── Data listing ──

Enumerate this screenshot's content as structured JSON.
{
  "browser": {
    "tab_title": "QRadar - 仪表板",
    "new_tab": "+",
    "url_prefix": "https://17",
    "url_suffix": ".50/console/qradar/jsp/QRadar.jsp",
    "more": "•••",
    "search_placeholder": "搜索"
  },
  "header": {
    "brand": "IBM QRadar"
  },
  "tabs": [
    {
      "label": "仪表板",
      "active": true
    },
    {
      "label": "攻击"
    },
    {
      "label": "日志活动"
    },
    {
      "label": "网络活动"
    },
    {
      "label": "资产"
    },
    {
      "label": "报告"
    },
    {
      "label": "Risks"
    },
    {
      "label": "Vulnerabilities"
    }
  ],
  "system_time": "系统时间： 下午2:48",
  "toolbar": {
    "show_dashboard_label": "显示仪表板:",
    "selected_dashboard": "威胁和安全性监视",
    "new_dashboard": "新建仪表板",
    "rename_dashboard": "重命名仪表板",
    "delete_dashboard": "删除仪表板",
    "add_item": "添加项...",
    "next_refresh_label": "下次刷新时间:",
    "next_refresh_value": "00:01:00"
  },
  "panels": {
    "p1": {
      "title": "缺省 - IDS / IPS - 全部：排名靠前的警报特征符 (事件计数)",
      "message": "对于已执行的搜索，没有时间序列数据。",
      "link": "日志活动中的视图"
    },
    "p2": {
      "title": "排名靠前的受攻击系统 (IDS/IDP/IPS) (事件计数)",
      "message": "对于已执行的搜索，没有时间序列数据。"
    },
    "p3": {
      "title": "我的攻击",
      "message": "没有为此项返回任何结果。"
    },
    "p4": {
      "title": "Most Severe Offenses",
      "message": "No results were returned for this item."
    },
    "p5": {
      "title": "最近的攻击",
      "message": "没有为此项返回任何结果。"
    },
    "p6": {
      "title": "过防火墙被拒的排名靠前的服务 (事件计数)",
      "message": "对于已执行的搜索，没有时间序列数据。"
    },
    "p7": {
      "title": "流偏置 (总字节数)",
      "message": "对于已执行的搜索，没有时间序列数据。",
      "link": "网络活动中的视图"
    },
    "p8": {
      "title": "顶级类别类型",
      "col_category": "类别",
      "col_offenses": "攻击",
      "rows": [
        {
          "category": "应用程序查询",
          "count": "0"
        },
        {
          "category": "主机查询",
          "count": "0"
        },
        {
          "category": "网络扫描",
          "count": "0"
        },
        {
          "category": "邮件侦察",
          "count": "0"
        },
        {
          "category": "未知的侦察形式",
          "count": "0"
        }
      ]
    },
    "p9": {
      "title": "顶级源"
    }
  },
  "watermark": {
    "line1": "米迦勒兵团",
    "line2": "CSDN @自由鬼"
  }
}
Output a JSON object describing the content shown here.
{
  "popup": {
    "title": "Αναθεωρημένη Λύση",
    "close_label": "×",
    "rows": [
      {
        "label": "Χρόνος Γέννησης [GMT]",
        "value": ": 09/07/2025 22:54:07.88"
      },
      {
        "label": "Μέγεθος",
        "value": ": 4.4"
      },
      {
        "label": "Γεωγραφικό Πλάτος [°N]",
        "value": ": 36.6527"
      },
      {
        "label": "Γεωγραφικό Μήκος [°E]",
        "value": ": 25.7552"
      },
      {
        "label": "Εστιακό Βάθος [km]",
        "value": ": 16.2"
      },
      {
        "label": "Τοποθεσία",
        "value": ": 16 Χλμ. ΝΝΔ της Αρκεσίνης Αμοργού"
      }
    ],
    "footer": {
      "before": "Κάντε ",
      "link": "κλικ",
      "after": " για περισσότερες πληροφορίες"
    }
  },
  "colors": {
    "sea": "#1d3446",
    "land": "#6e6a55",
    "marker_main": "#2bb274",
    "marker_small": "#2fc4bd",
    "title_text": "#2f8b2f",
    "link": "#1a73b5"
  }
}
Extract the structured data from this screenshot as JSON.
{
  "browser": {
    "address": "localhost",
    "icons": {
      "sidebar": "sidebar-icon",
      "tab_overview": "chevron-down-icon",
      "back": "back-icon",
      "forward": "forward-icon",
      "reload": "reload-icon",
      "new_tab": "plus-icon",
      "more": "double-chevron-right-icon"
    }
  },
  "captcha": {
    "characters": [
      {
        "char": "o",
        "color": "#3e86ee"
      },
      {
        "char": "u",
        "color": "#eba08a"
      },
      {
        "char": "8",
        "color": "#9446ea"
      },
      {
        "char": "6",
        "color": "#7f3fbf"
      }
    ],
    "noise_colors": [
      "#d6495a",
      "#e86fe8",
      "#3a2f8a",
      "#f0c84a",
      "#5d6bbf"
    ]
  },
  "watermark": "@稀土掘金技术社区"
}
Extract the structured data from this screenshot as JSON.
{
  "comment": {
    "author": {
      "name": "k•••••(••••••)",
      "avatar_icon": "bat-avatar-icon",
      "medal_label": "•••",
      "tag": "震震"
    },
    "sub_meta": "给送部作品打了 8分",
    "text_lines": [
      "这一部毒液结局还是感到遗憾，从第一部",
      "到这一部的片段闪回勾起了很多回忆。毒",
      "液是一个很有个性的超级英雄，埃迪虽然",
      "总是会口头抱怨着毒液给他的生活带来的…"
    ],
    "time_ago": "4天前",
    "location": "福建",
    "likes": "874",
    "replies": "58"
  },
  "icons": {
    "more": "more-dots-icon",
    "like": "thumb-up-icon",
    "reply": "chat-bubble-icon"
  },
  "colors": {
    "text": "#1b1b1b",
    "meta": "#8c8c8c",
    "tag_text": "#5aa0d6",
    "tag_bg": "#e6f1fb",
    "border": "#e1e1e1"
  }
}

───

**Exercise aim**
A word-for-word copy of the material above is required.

**The completed task**
Enumerate this screenshot's content as structured JSON.
{
  "browser": {
    "tab_title": "QRadar - 仪表板",
    "new_tab": "+",
    "url_prefix": "https://17",
    "url_suffix": ".50/console/qradar/jsp/QRadar.jsp",
    "more": "•••",
    "search_placeholder": "搜索"
  },
  "header": {
    "brand": "IBM QRadar"
  },
  "tabs": [
    {
      "label": "仪表板",
      "active": true
    },
    {
      "label": "攻击"
    },
    {
      "label": "日志活动"
    },
    {
      "label": "网络活动"
    },
    {
      "label": "资产"
    },
    {
      "label": "报告"
    },
    {
      "label": "Risks"
    },
    {
      "label": "Vulnerabilities"
    }
  ],
  "system_time": "系统时间： 下午2:48",
  "toolbar": {
    "show_dashboard_label": "显示仪表板:",
    "selected_dashboard": "威胁和安全性监视",
    "new_dashboard": "新建仪表板",
    "rename_dashboard": "重命名仪表板",
    "delete_dashboard": "删除仪表板",
    "add_item": "添加项...",
    "next_refresh_label": "下次刷新时间:",
    "next_refresh_value": "00:01:00"
  },
  "panels": {
    "p1": {
      "title": "缺省 - IDS / IPS - 全部：排名靠前的警报特征符 (事件计数)",
      "message": "对于已执行的搜索，没有时间序列数据。",
      "link": "日志活动中的视图"
    },
    "p2": {
      "title": "排名靠前的受攻击系统 (IDS/IDP/IPS) (事件计数)",
      "message": "对于已执行的搜索，没有时间序列数据。"
    },
    "p3": {
      "title": "我的攻击",
      "message": "没有为此项返回任何结果。"
    },
    "p4": {
      "title": "Most Severe Offenses",
      "message": "No results were returned for this item."
    },
    "p5": {
      "title": "最近的攻击",
      "message": "没有为此项返回任何结果。"
    },
    "p6": {
      "title": "过防火墙被拒的排名靠前的服务 (事件计数)",
      "message": "对于已执行的搜索，没有时间序列数据。"
    },
    "p7": {
      "title": "流偏置 (总字节数)",
      "message": "对于已执行的搜索，没有时间序列数据。",
      "link": "网络活动中的视图"
    },
    "p8": {
      "title": "顶级类别类型",
      "col_category": "类别",
      "col_offenses": "攻击",
      "rows": [
        {
          "category": "应用程序查询",
          "count": "0"
        },
        {
          "category": "主机查询",
          "count": "0"
        },
        {
          "category": "网络扫描",
          "count": "0"
        },
        {
          "category": "邮件侦察",
          "count": "0"
        },
        {
          "category": "未知的侦察形式",
          "count": "0"
        }
      ]
    },
    "p9": {
      "title": "顶级源"
    }
  },
  "watermark": {
    "line1": "米迦勒兵团",
    "line2": "CSDN @自由鬼"
  }
}
Output a JSON object describing the content shown here.
{
  "popup": {
    "title": "Αναθεωρημένη Λύση",
    "close_label": "×",
    "rows": [
      {
        "label": "Χρόνος Γέννησης [GMT]",
        "value": ": 09/07/2025 22:54:07.88"
      },
      {
        "label": "Μέγεθος",
        "value": ": 4.4"
      },
      {
        "label": "Γεωγραφικό Πλάτος [°N]",
        "value": ": 36.6527"
      },
      {
        "label": "Γεωγραφικό Μήκος [°E]",
        "value": ": 25.7552"
      },
      {
        "label": "Εστιακό Βάθος [km]",
        "value": ": 16.2"
      },
      {
        "label": "Τοποθεσία",
        "value": ": 16 Χλμ. ΝΝΔ της Αρκεσίνης Αμοργού"
      }
    ],
    "footer": {
      "before": "Κάντε ",
      "link": "κλικ",
      "after": " για περισσότερες πληροφορίες"
    }
  },
  "colors": {
    "sea": "#1d3446",
    "land": "#6e6a55",
    "marker_main": "#2bb274",
    "marker_small": "#2fc4bd",
    "title_text": "#2f8b2f",
    "link": "#1a73b5"
  }
}
Extract the structured data from this screenshot as JSON.
{
  "browser": {
    "address": "localhost",
    "icons": {
      "sidebar": "sidebar-icon",
      "tab_overview": "chevron-down-icon",
      "back": "back-icon",
      "forward": "forward-icon",
      "reload": "reload-icon",
      "new_tab": "plus-icon",
      "more": "double-chevron-right-icon"
    }
  },
  "captcha": {
    "characters": [
      {
        "char": "o",
        "color": "#3e86ee"
      },
      {
        "char": "u",
        "color": "#eba08a"
      },
      {
        "char": "8",
        "color": "#9446ea"
      },
      {
        "char": "6",
        "color": "#7f3fbf"
      }
    ],
    "noise_colors": [
      "#d6495a",
      "#e86fe8",
      "#3a2f8a",
      "#f0c84a",
      "#5d6bbf"
    ]
  },
  "watermark": "@稀土掘金技术社区"
}
Extract the structured data from this screenshot as JSON.
{
  "comment": {
    "author": {
      "name": "k•••••(••••••)",
      "avatar_icon": "bat-avatar-icon",
      "medal_label": "•••",
      "tag": "震震"
    },
    "sub_meta": "给送部作品打了 8分",
    "text_lines": [
      "这一部毒液结局还是感到遗憾，从第一部",
      "到这一部的片段闪回勾起了很多回忆。毒",
      "液是一个很有个性的超级英雄，埃迪虽然",
      "总是会口头抱怨着毒液给他的生活带来的…"
    ],
    "time_ago": "4天前",
    "location": "福建",
    "likes": "874",
    "replies": "58"
  },
  "icons": {
    "more": "more-dots-icon",
    "like": "thumb-up-icon",
    "reply": "chat-bubble-icon"
  },
  "colors": {
    "text": "#1b1b1b",
    "meta": "#8c8c8c",
    "tag_text": "#5aa0d6",
    "tag_bg": "#e6f1fb",
    "border": "#e1e1e1"
  }
}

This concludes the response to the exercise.